The nature of preparedness and the level of which is required has shifted quite drastically for companies over the past decade and even more so over the past three years. How a company responds to an issue, or a crisis, affects its reputation among key audiences, including consumers, customers, employees, shareholders, regulators and legislators. These audiences observe how a company handles a crisis, which can either damage or enhance their reputation, and lead to business losses or gains.
As geopolitical tensions and issues increase, a global approach is even more pertinent to manage reputation and prevent crises. Companies need to enact issues preparedness at a global level, implementing localized frameworks for cultural, regulatory and legal differences. Organizations rolling out global crisis management functions should ensure that regional teams feel empowered to operate within the framework but can assess and respond to issues based on local nuances.
APCO’s Q2 Geopolitical Risk Radar, which anticipates the global and regional issues that will affect the global operating environment in the second quarter of 2023, outlines examples of interconnected trends and insights that can inform business decisions in the face of an unprecedentedly complex global landscape. However, the level of response and specific actions should, in some cases, be guided at the local level.
When launching a global issue management framework across markets and local affiliates, organizations should consider strategies that will enhance the way the framework is introduced to the entire global network. To do this, there are certain protocols an organization should follow to ensure alignment and awareness of global issues and crisis management plans to be set up for success.

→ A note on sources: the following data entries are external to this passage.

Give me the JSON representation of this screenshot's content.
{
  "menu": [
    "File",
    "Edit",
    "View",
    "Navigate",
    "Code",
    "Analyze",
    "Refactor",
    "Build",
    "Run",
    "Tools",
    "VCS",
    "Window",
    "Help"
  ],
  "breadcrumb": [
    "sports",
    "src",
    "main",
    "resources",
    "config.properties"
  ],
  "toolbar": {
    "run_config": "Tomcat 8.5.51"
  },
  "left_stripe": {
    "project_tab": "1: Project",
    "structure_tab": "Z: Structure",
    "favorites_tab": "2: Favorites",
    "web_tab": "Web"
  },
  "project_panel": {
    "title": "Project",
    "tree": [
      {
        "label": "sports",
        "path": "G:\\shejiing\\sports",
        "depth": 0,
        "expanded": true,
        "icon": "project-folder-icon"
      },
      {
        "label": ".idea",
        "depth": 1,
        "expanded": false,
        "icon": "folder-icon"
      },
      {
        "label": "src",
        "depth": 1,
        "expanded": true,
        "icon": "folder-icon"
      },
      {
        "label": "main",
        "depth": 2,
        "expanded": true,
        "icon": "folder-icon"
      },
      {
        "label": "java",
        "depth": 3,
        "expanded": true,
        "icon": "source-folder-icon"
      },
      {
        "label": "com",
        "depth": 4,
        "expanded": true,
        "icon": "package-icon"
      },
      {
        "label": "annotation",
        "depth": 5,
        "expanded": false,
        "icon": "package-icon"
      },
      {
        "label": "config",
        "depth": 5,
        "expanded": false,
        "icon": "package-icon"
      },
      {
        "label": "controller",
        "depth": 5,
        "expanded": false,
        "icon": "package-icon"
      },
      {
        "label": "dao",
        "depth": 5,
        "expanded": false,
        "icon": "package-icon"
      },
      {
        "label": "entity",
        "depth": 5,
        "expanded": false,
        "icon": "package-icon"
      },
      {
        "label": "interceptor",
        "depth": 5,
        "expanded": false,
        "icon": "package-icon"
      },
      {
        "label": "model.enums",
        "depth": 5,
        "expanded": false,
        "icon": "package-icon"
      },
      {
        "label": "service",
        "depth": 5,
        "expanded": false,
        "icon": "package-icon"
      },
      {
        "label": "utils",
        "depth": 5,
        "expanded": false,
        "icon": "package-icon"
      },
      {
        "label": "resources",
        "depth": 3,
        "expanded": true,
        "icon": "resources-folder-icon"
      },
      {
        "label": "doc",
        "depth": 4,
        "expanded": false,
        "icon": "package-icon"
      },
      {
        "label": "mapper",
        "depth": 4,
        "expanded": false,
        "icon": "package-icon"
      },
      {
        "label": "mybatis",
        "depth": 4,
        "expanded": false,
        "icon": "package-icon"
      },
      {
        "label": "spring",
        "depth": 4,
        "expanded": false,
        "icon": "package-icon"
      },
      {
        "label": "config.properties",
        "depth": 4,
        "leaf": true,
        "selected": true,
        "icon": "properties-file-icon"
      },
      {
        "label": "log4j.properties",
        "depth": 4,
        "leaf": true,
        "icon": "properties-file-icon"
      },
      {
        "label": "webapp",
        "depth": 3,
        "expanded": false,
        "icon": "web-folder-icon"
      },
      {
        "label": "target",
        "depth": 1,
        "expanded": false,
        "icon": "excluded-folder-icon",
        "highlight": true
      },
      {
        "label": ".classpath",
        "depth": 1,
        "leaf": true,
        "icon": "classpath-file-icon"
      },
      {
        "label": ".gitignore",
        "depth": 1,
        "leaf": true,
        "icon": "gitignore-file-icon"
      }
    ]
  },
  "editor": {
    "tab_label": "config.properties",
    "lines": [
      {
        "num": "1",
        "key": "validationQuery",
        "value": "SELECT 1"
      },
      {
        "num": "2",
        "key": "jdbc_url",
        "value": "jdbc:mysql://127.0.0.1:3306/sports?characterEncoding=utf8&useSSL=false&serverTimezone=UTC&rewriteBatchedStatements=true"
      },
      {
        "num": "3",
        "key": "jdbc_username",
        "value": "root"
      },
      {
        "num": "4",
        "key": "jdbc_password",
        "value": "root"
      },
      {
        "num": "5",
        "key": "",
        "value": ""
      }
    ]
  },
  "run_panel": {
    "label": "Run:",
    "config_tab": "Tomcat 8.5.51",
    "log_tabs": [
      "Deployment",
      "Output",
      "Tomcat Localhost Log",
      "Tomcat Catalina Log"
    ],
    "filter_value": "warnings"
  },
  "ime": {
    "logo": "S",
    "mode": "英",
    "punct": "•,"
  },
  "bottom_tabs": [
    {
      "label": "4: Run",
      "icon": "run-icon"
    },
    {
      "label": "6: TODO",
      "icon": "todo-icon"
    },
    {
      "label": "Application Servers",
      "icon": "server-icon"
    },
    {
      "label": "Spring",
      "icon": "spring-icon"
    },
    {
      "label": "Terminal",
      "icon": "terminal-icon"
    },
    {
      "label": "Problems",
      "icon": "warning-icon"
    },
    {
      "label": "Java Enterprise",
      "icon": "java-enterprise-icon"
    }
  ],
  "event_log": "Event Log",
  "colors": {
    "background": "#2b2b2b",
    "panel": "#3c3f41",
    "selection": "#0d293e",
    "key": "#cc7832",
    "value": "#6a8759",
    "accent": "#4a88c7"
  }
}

- Develop a Corporate Governance Structure. Teams should be identified to own the framework and act as the oversight to ensure plans are being reviewed and evolved to consider any changing business needs.
- Ensure Leadership Buy-in. Having leaders who support the efforts to develop a framework and can communicate about the importance of developing these policies will help ensure those who are responsible for using it understand the significance of following these policies.
- Create Accountability. Identifying team members who should own and manage the framework at each regional level will ensure team members understand their roles within the framework and the critical business implications for having one in place.
- Establish Regular Cadence of Engagement. Finally, organizations must establish a regular cadence of engagement to ensure that their preparedness plans are reviewed and updated on an ongoing basis. This includes conducting regular training sessions and drills, reviewing and updating the plan based on new information or changes in the organization’s operations or risks, and communicating updates to all relevant stakeholders. Updates can also include new risks and other considerations based on the evolving landscape as well as new functions within the organization who may be required to use the plan.
With the ever-changing geopolitical environment, companies must act in lockstep with to avoid crisis. There are some prime examples of how companies are facing geopolitical challenges from not only consumers, but also from regulators and foreign governments.
Additionally, when considering U.S. health care systems and the impact of the COVID-19 pandemic, taking a local approach to a global issue is critical to preparedness. It is generally thought that no country was fully prepared for the COVID-19 pandemic. Other barriers to control the spread of COVID-19 such as community resistance to mitigation efforts including travel restrictions, mask wearing, social distancing, etc. lead to high transmission rates. Hospitals were not ready to handle the influx of patients due to lack of critical funding and resources and almost every single industry was impacted in some way. The political climate in the United States had many impacts on the handling of COVID-19 and the importance of political will in its role of protecting people was tested. The COVID-19 outbreak also awakened much of the global population to the broken and overextended health systems in many parts of the world.
Operationalizing risk preparedness for local and regional systems ensures that changes at any level or severity can be implemented in a timely manner, minimizing risk to the business and reputationally. We can and must be aware of the global implications on U.S. companies and businesses and prepare, both globally and locally.